There are two ways to carry out the police verification of your tenant. You can visit the police station in your area, fill up the tenant verification form (this could also be downloaded from the website of the said police station) and submit it to the sub-inspector.
Check out tenant police verification application form here.
Alternatively, you could log on to the official website of the police station and request for a police verification of your tenant.
Tenant verification through mobile app
In some cities, landlords can complete this task using a mobile app. The Delhi Police have launched an app, Suraksha, to do away with paperwork and hassle, while carrying out tenant verification.
The Nashik Police have, for instance, launched a Tenant Verification System app that enables landlords to seek information about the tenants, without visiting the police station.
How do I get police verification for tenants?
A landlord can get it done by visiting the police station in their area.
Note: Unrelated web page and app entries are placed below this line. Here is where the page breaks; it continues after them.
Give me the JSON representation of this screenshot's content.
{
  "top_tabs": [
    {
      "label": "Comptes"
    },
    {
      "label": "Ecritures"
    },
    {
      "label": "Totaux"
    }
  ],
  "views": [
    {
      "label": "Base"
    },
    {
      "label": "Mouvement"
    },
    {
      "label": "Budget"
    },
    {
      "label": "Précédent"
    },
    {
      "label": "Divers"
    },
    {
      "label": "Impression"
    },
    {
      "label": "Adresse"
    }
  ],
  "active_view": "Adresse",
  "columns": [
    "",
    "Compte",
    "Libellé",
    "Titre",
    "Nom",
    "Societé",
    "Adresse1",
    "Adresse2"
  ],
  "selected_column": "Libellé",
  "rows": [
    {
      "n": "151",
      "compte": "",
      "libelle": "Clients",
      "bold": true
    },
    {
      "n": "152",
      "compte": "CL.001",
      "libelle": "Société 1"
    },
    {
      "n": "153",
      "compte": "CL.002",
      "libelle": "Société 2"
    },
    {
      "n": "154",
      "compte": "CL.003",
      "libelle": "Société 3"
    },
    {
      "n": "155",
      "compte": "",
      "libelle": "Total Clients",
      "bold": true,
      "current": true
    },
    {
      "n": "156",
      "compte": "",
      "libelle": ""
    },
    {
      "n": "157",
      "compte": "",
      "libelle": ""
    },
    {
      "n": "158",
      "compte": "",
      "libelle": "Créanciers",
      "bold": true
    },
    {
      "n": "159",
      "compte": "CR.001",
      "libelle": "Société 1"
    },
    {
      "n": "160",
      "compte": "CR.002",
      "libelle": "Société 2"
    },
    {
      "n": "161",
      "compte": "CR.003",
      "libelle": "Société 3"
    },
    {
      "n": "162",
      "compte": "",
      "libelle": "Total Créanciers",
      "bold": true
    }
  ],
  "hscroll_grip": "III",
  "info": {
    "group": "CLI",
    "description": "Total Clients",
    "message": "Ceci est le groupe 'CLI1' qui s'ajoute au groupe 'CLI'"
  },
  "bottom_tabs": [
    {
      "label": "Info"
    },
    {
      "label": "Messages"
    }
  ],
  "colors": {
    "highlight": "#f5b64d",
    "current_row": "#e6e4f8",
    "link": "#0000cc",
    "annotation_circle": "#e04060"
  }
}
In some cities like Delhi and Nashik, they can also perform the task through mobile apps.
What is a tenant verification form?
Landlords have to duly fill a tenant verification form available on the website of the police station of their area. They can also get a copy of this form, by visiting the police station.